2023-11-06 11:42:29 187

A glass bubble with low thermal conductivity can be a specialized type of glass material designed to minimize the transfer of heat through the material. Such glass bubbles are typically used in various applications where thermal insulation and low heat transfer are important. Here are some key aspects of glass bubbles with low thermal conductivity:

  1. Material Composition: Glass bubbles with low thermal conductivity are usually made from glass compositions that are engineered to have minimal heat transfer properties. The composition often includes additives and microstructures that reduce the flow of thermal energy.

  2. Hollow Structure: Glass bubbles are typically hollow microspheres, which inherently have lower thermal conductivity compared to solid materials. The trapped air or gas inside the bubbles acts as an insulating barrier, impeding the transfer of heat.

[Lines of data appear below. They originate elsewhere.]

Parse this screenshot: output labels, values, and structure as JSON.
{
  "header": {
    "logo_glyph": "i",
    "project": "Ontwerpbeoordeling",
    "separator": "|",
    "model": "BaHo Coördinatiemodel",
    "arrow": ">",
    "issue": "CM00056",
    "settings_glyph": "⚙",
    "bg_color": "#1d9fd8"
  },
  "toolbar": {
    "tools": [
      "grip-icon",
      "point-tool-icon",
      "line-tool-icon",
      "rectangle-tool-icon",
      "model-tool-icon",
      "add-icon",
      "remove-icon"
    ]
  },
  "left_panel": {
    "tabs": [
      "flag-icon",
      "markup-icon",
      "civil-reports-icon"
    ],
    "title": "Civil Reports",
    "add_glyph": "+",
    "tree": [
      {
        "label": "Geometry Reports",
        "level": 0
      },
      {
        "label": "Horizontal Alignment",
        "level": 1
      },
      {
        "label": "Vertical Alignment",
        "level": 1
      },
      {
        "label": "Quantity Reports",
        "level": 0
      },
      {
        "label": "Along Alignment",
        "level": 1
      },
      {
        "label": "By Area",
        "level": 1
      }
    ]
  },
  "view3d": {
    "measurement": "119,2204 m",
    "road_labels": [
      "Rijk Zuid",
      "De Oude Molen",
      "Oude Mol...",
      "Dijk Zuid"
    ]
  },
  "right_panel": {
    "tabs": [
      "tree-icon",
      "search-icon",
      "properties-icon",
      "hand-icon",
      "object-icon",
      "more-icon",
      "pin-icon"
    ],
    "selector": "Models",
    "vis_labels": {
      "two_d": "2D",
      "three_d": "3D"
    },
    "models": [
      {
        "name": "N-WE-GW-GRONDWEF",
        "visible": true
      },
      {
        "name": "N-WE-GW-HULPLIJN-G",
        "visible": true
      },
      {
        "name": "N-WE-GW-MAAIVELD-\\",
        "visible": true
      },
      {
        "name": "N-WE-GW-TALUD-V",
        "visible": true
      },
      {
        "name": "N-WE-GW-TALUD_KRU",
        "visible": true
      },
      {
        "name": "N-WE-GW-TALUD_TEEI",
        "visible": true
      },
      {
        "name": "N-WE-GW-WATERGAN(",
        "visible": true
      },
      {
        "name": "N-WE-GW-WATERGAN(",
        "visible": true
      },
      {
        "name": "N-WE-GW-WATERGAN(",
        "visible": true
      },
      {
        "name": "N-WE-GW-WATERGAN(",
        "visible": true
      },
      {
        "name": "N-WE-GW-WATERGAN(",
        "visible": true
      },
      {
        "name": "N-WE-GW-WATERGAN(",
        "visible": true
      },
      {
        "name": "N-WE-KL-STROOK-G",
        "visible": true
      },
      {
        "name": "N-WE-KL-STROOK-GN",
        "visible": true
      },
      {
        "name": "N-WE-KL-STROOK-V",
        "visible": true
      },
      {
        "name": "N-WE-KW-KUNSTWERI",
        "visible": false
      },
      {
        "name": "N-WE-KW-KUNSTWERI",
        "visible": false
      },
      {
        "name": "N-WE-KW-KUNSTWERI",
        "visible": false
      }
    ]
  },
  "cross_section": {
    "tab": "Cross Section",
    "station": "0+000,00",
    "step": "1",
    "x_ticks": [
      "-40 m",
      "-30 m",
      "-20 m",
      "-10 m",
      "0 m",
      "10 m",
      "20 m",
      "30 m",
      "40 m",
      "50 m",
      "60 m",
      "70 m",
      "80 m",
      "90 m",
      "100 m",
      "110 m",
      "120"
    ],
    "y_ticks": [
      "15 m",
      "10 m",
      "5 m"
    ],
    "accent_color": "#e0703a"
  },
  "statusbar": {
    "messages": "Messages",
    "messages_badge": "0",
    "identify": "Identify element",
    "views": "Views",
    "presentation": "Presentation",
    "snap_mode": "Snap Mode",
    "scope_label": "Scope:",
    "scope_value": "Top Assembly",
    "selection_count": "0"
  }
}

  3. Size and Density: The size and density of the glass bubbles can be controlled during their manufacturing process to achieve specific insulation properties. Smaller, lighter bubbles are often more effective at reducing thermal conductivity.

  4. Applications:

    • Insulation: Glass bubbles with low thermal conductivity are used in the construction industry for thermal insulation applications. They can be mixed with materials like concrete, plastics, or coatings to improve the thermal insulation properties of structures.
    • Aerospace: These materials can be used in spacecraft and aviation applications to provide thermal protection and reduce heat transfer in extreme environments.
    • Oil and Gas Industry: Glass bubbles may be used as fillers in pipeline coatings to insulate against heat loss or gain.
    • Lightweight Composites: They can be integrated into composites used in automotive components, sporting goods, and marine applications to reduce weight while providing thermal insulation.
  5. Thermal Conductivity: The specific thermal conductivity of glass bubbles depends on their composition and size. Lower thermal conductivity values indicate better insulating properties.

  6. Environmental Stability: Glass bubbles are typically engineered to be stable under various environmental conditions, ensuring their effectiveness over time.

  7. Dispersion and Incorporation: Glass bubbles are usually easy to disperse in various materials, making them practical for manufacturing processes. They can be added to polymers, paints, coatings, and other materials.

  8. Particle Size Distribution: The control of particle size distribution is important for achieving a consistent and desired level of thermal insulation in different applications.

Glass bubbles with low thermal conductivity offer an effective way to reduce heat transfer in various settings, contributing to energy efficiency and thermal protection. Their use can lead to improved insulation, reduced energy consumption, and enhanced performance in a wide range of industries.